School and government authorities have attempted to erode public support for the strikers by claiming that the demand for wage parity for support workers across all provincial bargaining units is now being undermined by Halifax workers with their “excessive” wage demands. The strikers have pointed out that not only are living costs in the capital city significantly higher than in the hinterlands, but also the “wage parity” recommended by the union officials is based on a miserable poverty wage to begin with.

The tentative contract offered a paltry 6.5 percent raise over three years. On average, workers earn a gross wage of about $28,000 per year, reduced after taxes to anywhere between $20,000 to $23,000 annually. Since the annual pay is for the 10 months of the school year but divided into 12 months, workers actually take home from $365 to $415 per week. 

Top pay for workers with decades of seniority reaches only about $38,000 per year. For all workers, skyrocketing insurance premiums have steadily reduced take-home pay. The increases are due to increased violence in the schools and disability claims from workers either injured in attacks or from the onerous duties associated with some assignments. One striker, showing her pay slips to reporters, demonstrated a 19 percent hike in long-term disability deductions just over the past year.

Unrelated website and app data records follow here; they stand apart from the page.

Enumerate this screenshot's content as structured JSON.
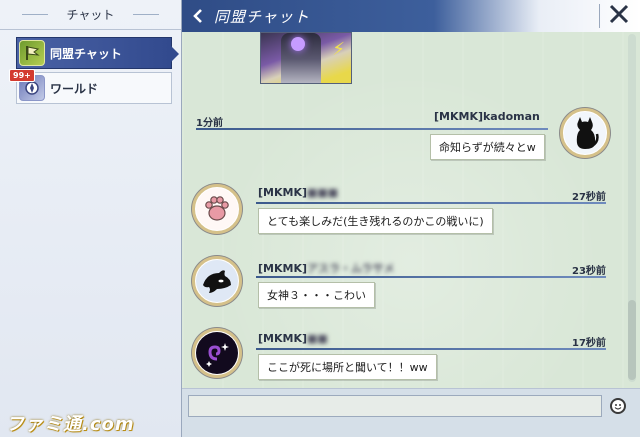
{
  "sidebar": {
    "title": "チャット",
    "channels": [
      {
        "label": "同盟チャット",
        "active": true,
        "icon": "alliance-flag-icon"
      },
      {
        "label": "ワールド",
        "active": false,
        "icon": "world-emblem-icon",
        "badge": "99+"
      }
    ]
  },
  "header": {
    "title": "同盟チャット",
    "back_icon": "chevron-left-icon",
    "close_icon": "close-icon"
  },
  "messages": [
    {
      "side": "right",
      "name": "[MKMK]kadoman",
      "time": "1分前",
      "text": "命知らずが続々とw",
      "avatar_icon": "black-cat-icon"
    },
    {
      "side": "left",
      "name_prefix": "[MKMK]",
      "name_hidden": "■■■",
      "time": "27秒前",
      "text": "とても楽しみだ(生き残れるのかこの戦いに)",
      "avatar_icon": "paw-print-icon"
    },
    {
      "side": "left",
      "name_prefix": "[MKMK]",
      "name_hidden": "アスラ・ムラサメ",
      "time": "23秒前",
      "text": "女神３・・・こわい",
      "avatar_icon": "orca-icon"
    },
    {
      "side": "left",
      "name_prefix": "[MKMK]",
      "name_hidden": "■■",
      "time": "17秒前",
      "text": "ここが死に場所と聞いて！！ww",
      "avatar_icon": "dark-spiral-icon"
    }
  ],
  "input": {
    "value": "",
    "emoji_icon": "smiley-icon"
  },
  "watermark": "ファミ通.com"
}
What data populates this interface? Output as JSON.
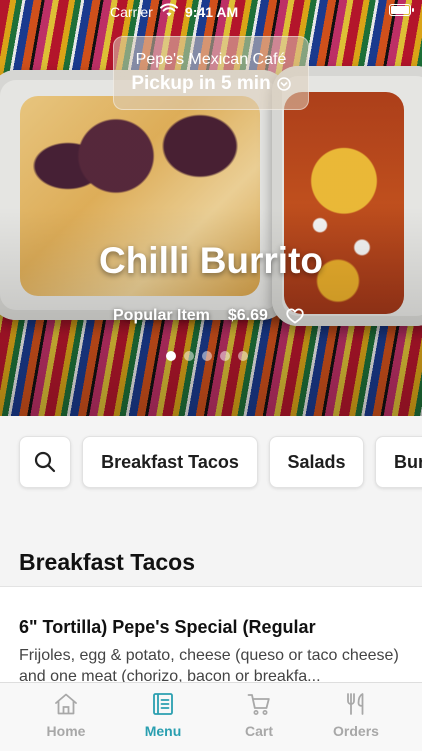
{
  "status_bar": {
    "carrier": "Carrier",
    "time": "9:41 AM"
  },
  "store": {
    "name": "Pepe's Mexican Café",
    "pickup": "Pickup in 5 min"
  },
  "featured": {
    "title": "Chilli Burrito",
    "tag": "Popular Item",
    "price": "$6.69",
    "carousel_count": 5,
    "carousel_active_index": 0
  },
  "categories": [
    "Breakfast Tacos",
    "Salads",
    "Bur"
  ],
  "section": {
    "title": "Breakfast Tacos",
    "items": [
      {
        "name": "6\" Tortilla) Pepe's Special (Regular",
        "description": "Frijoles, egg & potato, cheese (queso or taco cheese) and one meat (chorizo, bacon or breakfa..."
      }
    ]
  },
  "tabs": [
    {
      "label": "Home",
      "icon": "home-icon",
      "active": false
    },
    {
      "label": "Menu",
      "icon": "menu-book-icon",
      "active": true
    },
    {
      "label": "Cart",
      "icon": "cart-icon",
      "active": false
    },
    {
      "label": "Orders",
      "icon": "fork-knife-icon",
      "active": false
    }
  ],
  "colors": {
    "accent": "#2a9fb0",
    "inactive_tab": "#a8a8a8"
  }
}
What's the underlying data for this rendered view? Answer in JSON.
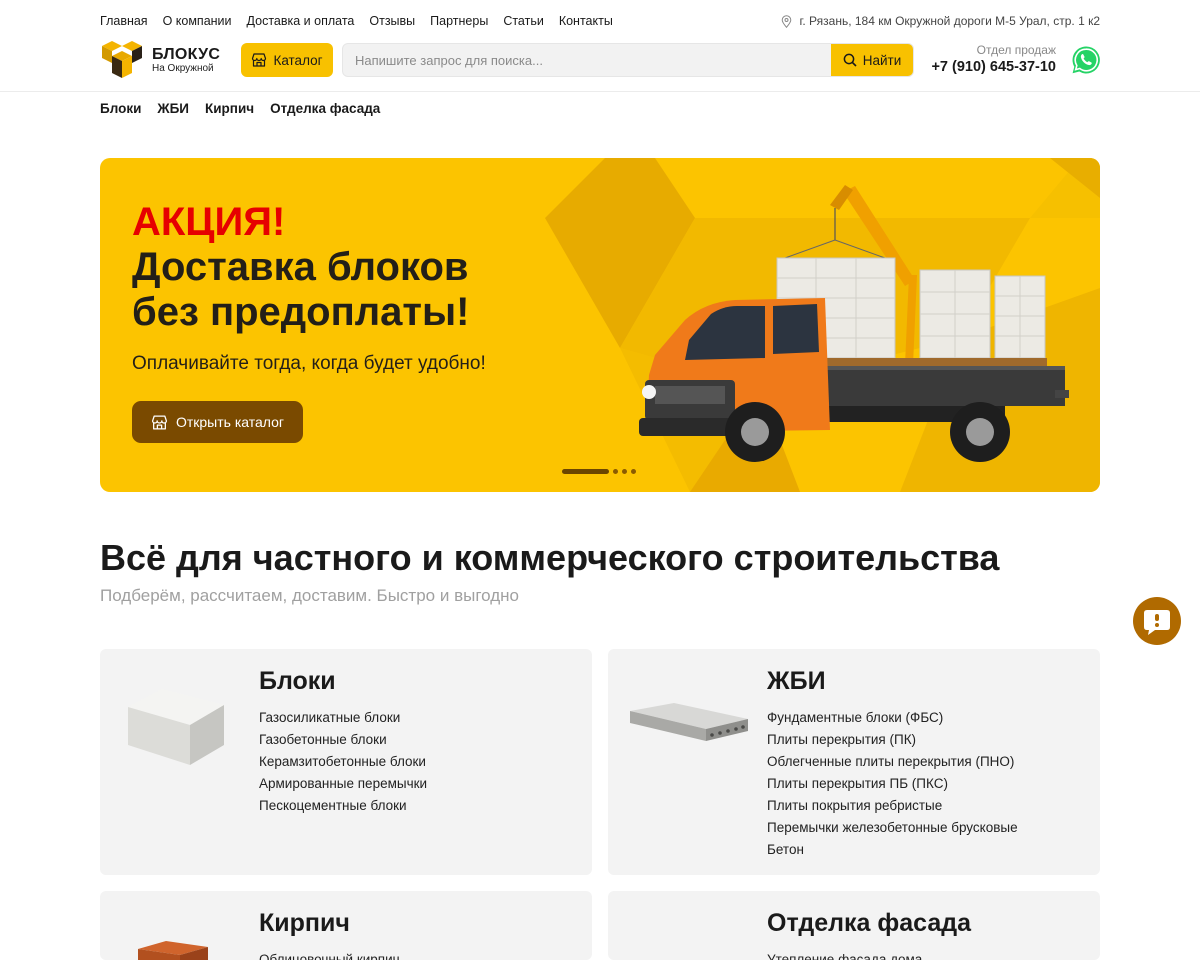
{
  "topnav": [
    "Главная",
    "О компании",
    "Доставка и оплата",
    "Отзывы",
    "Партнеры",
    "Статьи",
    "Контакты"
  ],
  "address": "г. Рязань, 184 км Окружной дороги М-5 Урал, стр. 1 к2",
  "logo": {
    "title": "БЛОКУС",
    "subtitle": "На Окружной"
  },
  "catalog_label": "Каталог",
  "search": {
    "placeholder": "Напишите запрос для поиска...",
    "button": "Найти"
  },
  "contact": {
    "label": "Отдел продаж",
    "phone": "+7 (910) 645-37-10"
  },
  "subnav": [
    "Блоки",
    "ЖБИ",
    "Кирпич",
    "Отделка фасада"
  ],
  "banner": {
    "line1": "АКЦИЯ!",
    "line2": "Доставка блоков",
    "line3": "без предоплаты!",
    "text": "Оплачивайте тогда, когда будет удобно!",
    "button": "Открыть каталог",
    "slides": 4,
    "active_slide": 1
  },
  "section": {
    "title": "Всё для частного и коммерческого строительства",
    "subtitle": "Подберём, рассчитаем, доставим. Быстро и выгодно"
  },
  "categories": [
    {
      "title": "Блоки",
      "items": [
        "Газосиликатные блоки",
        "Газобетонные блоки",
        "Керамзитобетонные блоки",
        "Армированные перемычки",
        "Пескоцементные блоки"
      ]
    },
    {
      "title": "ЖБИ",
      "items": [
        "Фундаментные блоки (ФБС)",
        "Плиты перекрытия (ПК)",
        "Облегченные плиты перекрытия (ПНО)",
        "Плиты перекрытия ПБ (ПКС)",
        "Плиты покрытия ребристые",
        "Перемычки железобетонные брусковые",
        "Бетон"
      ]
    },
    {
      "title": "Кирпич",
      "items": [
        "Облицовочный кирпич"
      ]
    },
    {
      "title": "Отделка фасада",
      "items": [
        "Утепление фасада дома"
      ]
    }
  ],
  "colors": {
    "accent": "#fcc400",
    "button_dark": "#7a4a00",
    "promo_red": "#e60000"
  }
}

From the outset of the process to attain a new contract, the bureaucrats in CUPE Nova Scotia have worked happily with the right-wing provincial Conservative government to maintain the poverty wages of the education workers and foist on them yet another miserable contract. Their shameless collaboration with the school and governmental authorities to push through the tentative contracts across the province has met resistance on the part of the Halifax workers. 

Last November, leaders from CUPE and other major Canadian unions shut down a powerful strike by 55,000 Ontario education support workers in defiance of a draconian antistrike law that was galvanizing mass working-class support and threatening to precipitate a general strike against the province’s hated Doug Ford-led Progressive Conservative government. The strike was ended behind the backs of the support staff and without their winning a single one of their demands.

To advance their struggle for decent living standards, school support workers must wrest the leadership of their struggle from the hands of the labour bureaucrats who are “happy” to recommend and push through poverty contracts. This requires that workers establish rank-and-file strike committees in every workplace, organizationally and politically independent of the union apparatus. Through these committees, workers should advance a series of non-negotiable demands, including wage increases to outstrip inflation, and appeal to other sections of workers to unify their struggles for decent-paying, secure jobs for all in opposition to the ruling elite’s agenda of capitalist austerity.